▶ **Exercise objective**: Print the data below exactly as it stands, and keep the pictures out.

▶ **Source information**:
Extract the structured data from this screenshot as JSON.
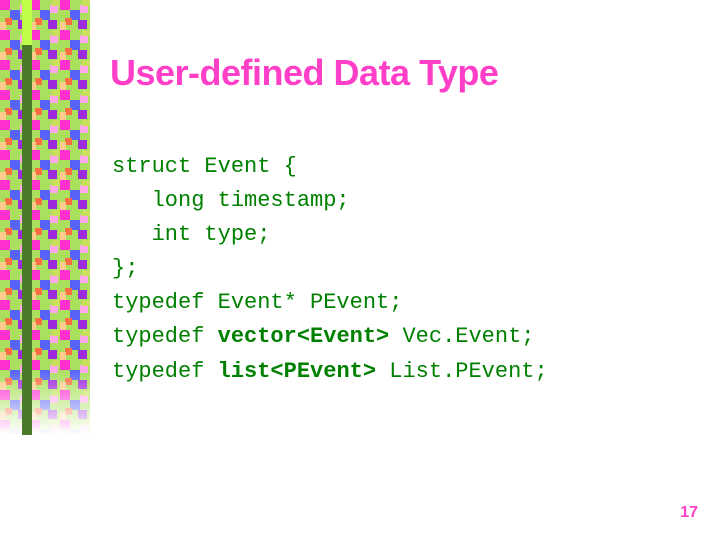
{
  "title": "User-defined Data Type",
  "code": {
    "l1": "struct Event {",
    "l2": "   long timestamp;",
    "l3": "   int type;",
    "l4": "};",
    "l5": "typedef Event* PEvent;",
    "l6a": "typedef ",
    "l6b": "vector<Event>",
    "l6c": " Vec.Event;",
    "l7a": "typedef ",
    "l7b": "list<PEvent>",
    "l7c": " List.PEvent;"
  },
  "page_number": "17"
}
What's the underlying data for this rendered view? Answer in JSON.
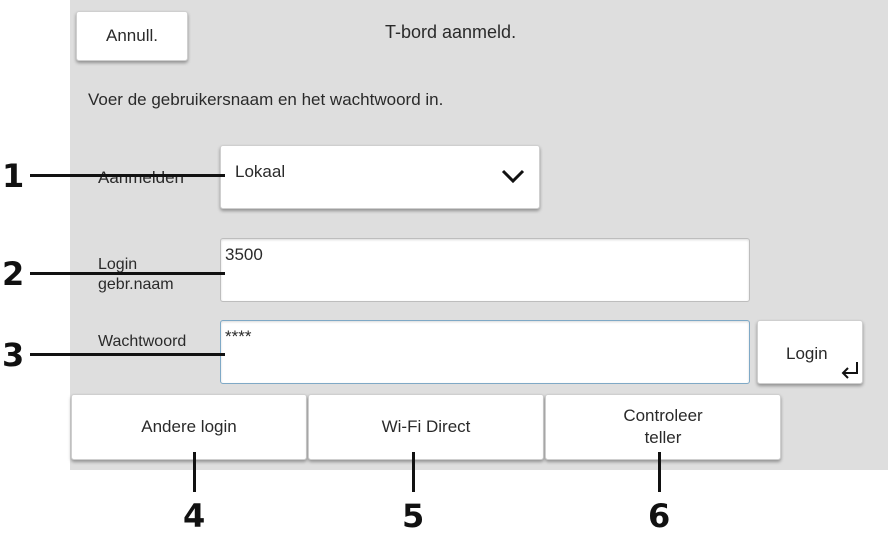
{
  "header": {
    "cancel_label": "Annull.",
    "title": "T-bord aanmeld."
  },
  "instruction": "Voer de gebruikersnaam en het wachtwoord in.",
  "login_type": {
    "label": "Aanmelden",
    "value": "Lokaal",
    "icon": "chevron-down-icon"
  },
  "username": {
    "label_line1": "Login",
    "label_line2": "gebr.naam",
    "value": "3500"
  },
  "password": {
    "label": "Wachtwoord",
    "value": "****"
  },
  "login_button": {
    "label": "Login",
    "icon": "enter-icon"
  },
  "footer_buttons": {
    "other_login": "Andere login",
    "wifi_direct": "Wi-Fi Direct",
    "check_counter_line1": "Controleer",
    "check_counter_line2": "teller"
  },
  "callouts": [
    "1",
    "2",
    "3",
    "4",
    "5",
    "6"
  ]
}
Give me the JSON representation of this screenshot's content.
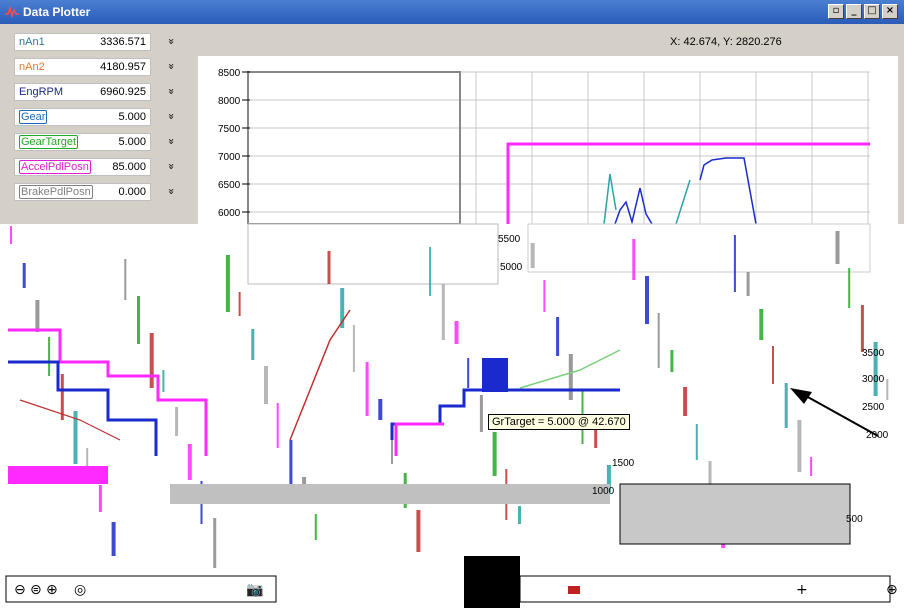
{
  "window": {
    "title": "Data Plotter",
    "controls": [
      "restore-down",
      "minimize",
      "maximize",
      "close"
    ]
  },
  "channels": [
    {
      "name": "nAn1",
      "value": "3336.571",
      "color": "#2a7a9a",
      "boxed": false
    },
    {
      "name": "nAn2",
      "value": "4180.957",
      "color": "#e07a30",
      "boxed": false
    },
    {
      "name": "EngRPM",
      "value": "6960.925",
      "color": "#1a2a8a",
      "boxed": false
    },
    {
      "name": "Gear",
      "value": "5.000",
      "color": "#1a6ac0",
      "boxed": true
    },
    {
      "name": "GearTarget",
      "value": "5.000",
      "color": "#22aa22",
      "boxed": true
    },
    {
      "name": "AccelPdlPosn",
      "value": "85.000",
      "color": "#e020d0",
      "boxed": true
    },
    {
      "name": "BrakePdlPosn",
      "value": "0.000",
      "color": "#808080",
      "boxed": true
    }
  ],
  "cursor_readout": "X: 42.674, Y: 2820.276",
  "y_ticks": [
    "8500",
    "8000",
    "7500",
    "7000",
    "6500",
    "6000",
    "5500",
    "5000"
  ],
  "fragment_ticks": [
    "3500",
    "3000",
    "2500",
    "2000",
    "1500",
    "1000",
    "500"
  ],
  "tooltip": "GrTarget = 5.000 @ 42.670",
  "colors": {
    "titlebar": "#2a5cb8",
    "accel": "#ff2aff",
    "gear": "#1a2acc",
    "teal": "#2aa5a5",
    "grid": "#c8c8c8"
  },
  "toolbar_icons": [
    "zoom-out-icon",
    "zoom-fit-icon",
    "zoom-in-icon",
    "camera-icon"
  ]
}
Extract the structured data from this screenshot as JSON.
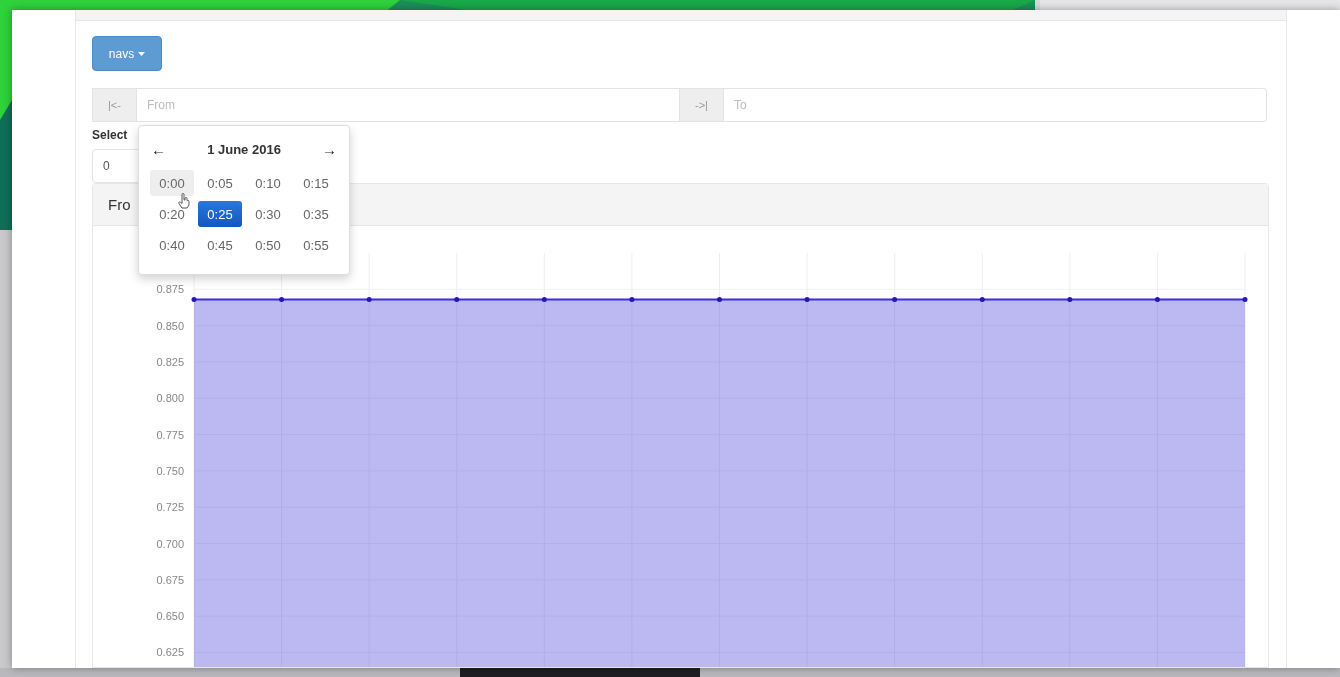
{
  "toolbar": {
    "dropdown_button": "navs"
  },
  "range": {
    "start_addon": "|<-",
    "from": {
      "placeholder": "From"
    },
    "end_addon": "->|",
    "to": {
      "placeholder": "To"
    }
  },
  "select": {
    "label": "Select",
    "value": "0"
  },
  "chart_panel": {
    "header": "Fro",
    "chart_data": {
      "type": "area",
      "grid": true,
      "series": [
        {
          "color": "#3a2fd8",
          "values": [
            0.868,
            0.868,
            0.868,
            0.868,
            0.868,
            0.868,
            0.868,
            0.868,
            0.868,
            0.868,
            0.868,
            0.868,
            0.868
          ]
        }
      ],
      "ylim": [
        0.615,
        0.9
      ],
      "yticks": [
        {
          "value": 0.875,
          "label": "0.875"
        },
        {
          "value": 0.85,
          "label": "0.850"
        },
        {
          "value": 0.825,
          "label": "0.825"
        },
        {
          "value": 0.8,
          "label": "0.800"
        },
        {
          "value": 0.775,
          "label": "0.775"
        },
        {
          "value": 0.75,
          "label": "0.750"
        },
        {
          "value": 0.725,
          "label": "0.725"
        },
        {
          "value": 0.7,
          "label": "0.700"
        },
        {
          "value": 0.675,
          "label": "0.675"
        },
        {
          "value": 0.65,
          "label": "0.650"
        },
        {
          "value": 0.625,
          "label": "0.625"
        }
      ]
    }
  },
  "time_picker": {
    "prev": "←",
    "title": "1 June 2016",
    "next": "→",
    "times": [
      {
        "label": "0:00",
        "selected": false,
        "hovered": true
      },
      {
        "label": "0:05",
        "selected": false,
        "hovered": false
      },
      {
        "label": "0:10",
        "selected": false,
        "hovered": false
      },
      {
        "label": "0:15",
        "selected": false,
        "hovered": false
      },
      {
        "label": "0:20",
        "selected": false,
        "hovered": false
      },
      {
        "label": "0:25",
        "selected": true,
        "hovered": false
      },
      {
        "label": "0:30",
        "selected": false,
        "hovered": false
      },
      {
        "label": "0:35",
        "selected": false,
        "hovered": false
      },
      {
        "label": "0:40",
        "selected": false,
        "hovered": false
      },
      {
        "label": "0:45",
        "selected": false,
        "hovered": false
      },
      {
        "label": "0:50",
        "selected": false,
        "hovered": false
      },
      {
        "label": "0:55",
        "selected": false,
        "hovered": false
      }
    ]
  }
}
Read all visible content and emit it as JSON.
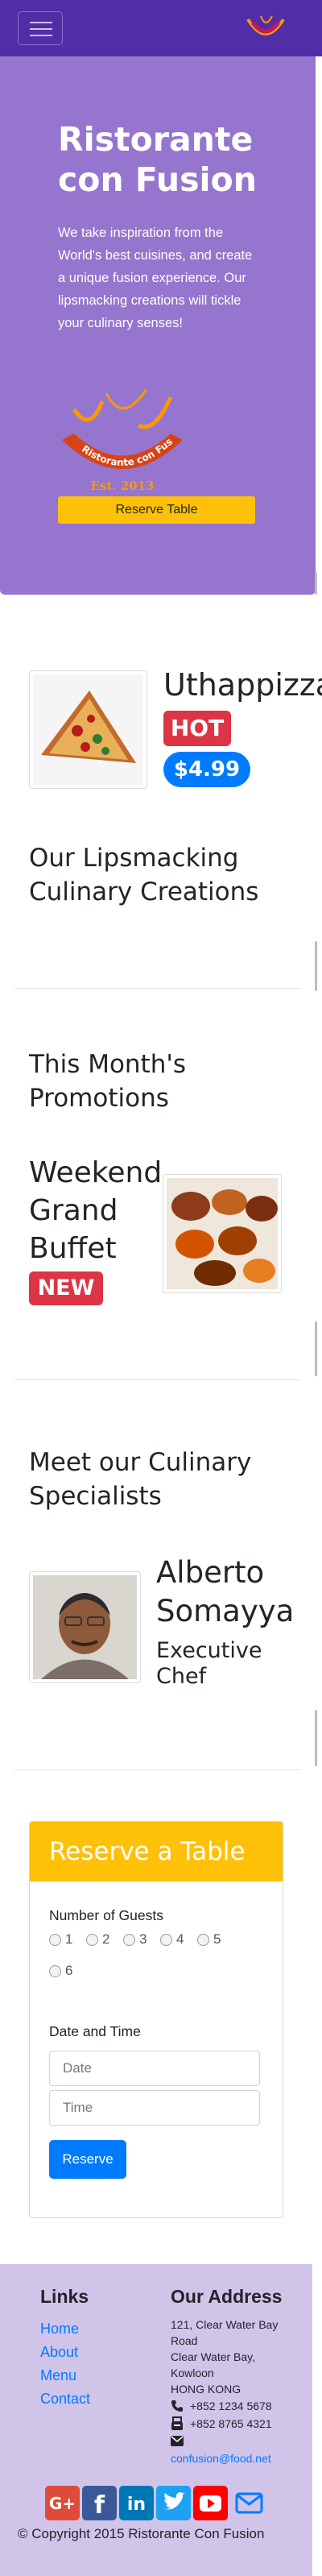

▶ **Written response**:
Extract the structured data from this screenshot as JSON.
{
  "title": "User-defined Data Type",
  "code": {
    "l1": "struct Event {",
    "l2": "   long timestamp;",
    "l3": "   int type;",
    "l4": "};",
    "l5": "typedef Event* PEvent;",
    "l6a": "typedef ",
    "l6b": "vector<Event>",
    "l6c": " Vec.Event;",
    "l7a": "typedef ",
    "l7b": "list<PEvent>",
    "l7c": " List.PEvent;"
  },
  "page_number": "17"
}
What's the underlying data for this rendered view? Answer in JSON.
{
  "header": {
    "cancel_label": "Annull.",
    "title": "T-bord aanmeld."
  },
  "instruction": "Voer de gebruikersnaam en het wachtwoord in.",
  "login_type": {
    "label": "Aanmelden",
    "value": "Lokaal",
    "icon": "chevron-down-icon"
  },
  "username": {
    "label_line1": "Login",
    "label_line2": "gebr.naam",
    "value": "3500"
  },
  "password": {
    "label": "Wachtwoord",
    "value": "****"
  },
  "login_button": {
    "label": "Login",
    "icon": "enter-icon"
  },
  "footer_buttons": {
    "other_login": "Andere login",
    "wifi_direct": "Wi-Fi Direct",
    "check_counter_line1": "Controleer",
    "check_counter_line2": "teller"
  },
  "callouts": [
    "1",
    "2",
    "3",
    "4",
    "5",
    "6"
  ]
}
Give me the JSON representation of this screenshot's content.
{
  "window": {
    "title": "Data Plotter",
    "controls": [
      "restore-down",
      "minimize",
      "maximize",
      "close"
    ]
  },
  "channels": [
    {
      "name": "nAn1",
      "value": "3336.571",
      "color": "#2a7a9a",
      "boxed": false
    },
    {
      "name": "nAn2",
      "value": "4180.957",
      "color": "#e07a30",
      "boxed": false
    },
    {
      "name": "EngRPM",
      "value": "6960.925",
      "color": "#1a2a8a",
      "boxed": false
    },
    {
      "name": "Gear",
      "value": "5.000",
      "color": "#1a6ac0",
      "boxed": true
    },
    {
      "name": "GearTarget",
      "value": "5.000",
      "color": "#22aa22",
      "boxed": true
    },
    {
      "name": "AccelPdlPosn",
      "value": "85.000",
      "color": "#e020d0",
      "boxed": true
    },
    {
      "name": "BrakePdlPosn",
      "value": "0.000",
      "color": "#808080",
      "boxed": true
    }
  ],
  "cursor_readout": "X: 42.674, Y: 2820.276",
  "y_ticks": [
    "8500",
    "8000",
    "7500",
    "7000",
    "6500",
    "6000",
    "5500",
    "5000"
  ],
  "fragment_ticks": [
    "3500",
    "3000",
    "2500",
    "2000",
    "1500",
    "1000",
    "500"
  ],
  "tooltip": "GrTarget = 5.000 @ 42.670",
  "colors": {
    "titlebar": "#2a5cb8",
    "accel": "#ff2aff",
    "gear": "#1a2acc",
    "teal": "#2aa5a5",
    "grid": "#c8c8c8"
  },
  "toolbar_icons": [
    "zoom-out-icon",
    "zoom-fit-icon",
    "zoom-in-icon",
    "camera-icon"
  ]
}
Extract the structured data from this screenshot as JSON.
{
  "toolbar": {
    "dropdown_button": "navs"
  },
  "range": {
    "start_addon": "|<-",
    "from": {
      "placeholder": "From"
    },
    "end_addon": "->|",
    "to": {
      "placeholder": "To"
    }
  },
  "select": {
    "label": "Select",
    "value": "0"
  },
  "chart_panel": {
    "header": "Fro",
    "chart_data": {
      "type": "area",
      "grid": true,
      "series": [
        {
          "color": "#3a2fd8",
          "values": [
            0.868,
            0.868,
            0.868,
            0.868,
            0.868,
            0.868,
            0.868,
            0.868,
            0.868,
            0.868,
            0.868,
            0.868,
            0.868
          ]
        }
      ],
      "ylim": [
        0.615,
        0.9
      ],
      "yticks": [
        {
          "value": 0.875,
          "label": "0.875"
        },
        {
          "value": 0.85,
          "label": "0.850"
        },
        {
          "value": 0.825,
          "label": "0.825"
        },
        {
          "value": 0.8,
          "label": "0.800"
        },
        {
          "value": 0.775,
          "label": "0.775"
        },
        {
          "value": 0.75,
          "label": "0.750"
        },
        {
          "value": 0.725,
          "label": "0.725"
        },
        {
          "value": 0.7,
          "label": "0.700"
        },
        {
          "value": 0.675,
          "label": "0.675"
        },
        {
          "value": 0.65,
          "label": "0.650"
        },
        {
          "value": 0.625,
          "label": "0.625"
        }
      ]
    }
  },
  "time_picker": {
    "prev": "←",
    "title": "1 June 2016",
    "next": "→",
    "times": [
      {
        "label": "0:00",
        "selected": false,
        "hovered": true
      },
      {
        "label": "0:05",
        "selected": false,
        "hovered": false
      },
      {
        "label": "0:10",
        "selected": false,
        "hovered": false
      },
      {
        "label": "0:15",
        "selected": false,
        "hovered": false
      },
      {
        "label": "0:20",
        "selected": false,
        "hovered": false
      },
      {
        "label": "0:25",
        "selected": true,
        "hovered": false
      },
      {
        "label": "0:30",
        "selected": false,
        "hovered": false
      },
      {
        "label": "0:35",
        "selected": false,
        "hovered": false
      },
      {
        "label": "0:40",
        "selected": false,
        "hovered": false
      },
      {
        "label": "0:45",
        "selected": false,
        "hovered": false
      },
      {
        "label": "0:50",
        "selected": false,
        "hovered": false
      },
      {
        "label": "0:55",
        "selected": false,
        "hovered": false
      }
    ]
  }
}
Read all visible content and emit it as JSON.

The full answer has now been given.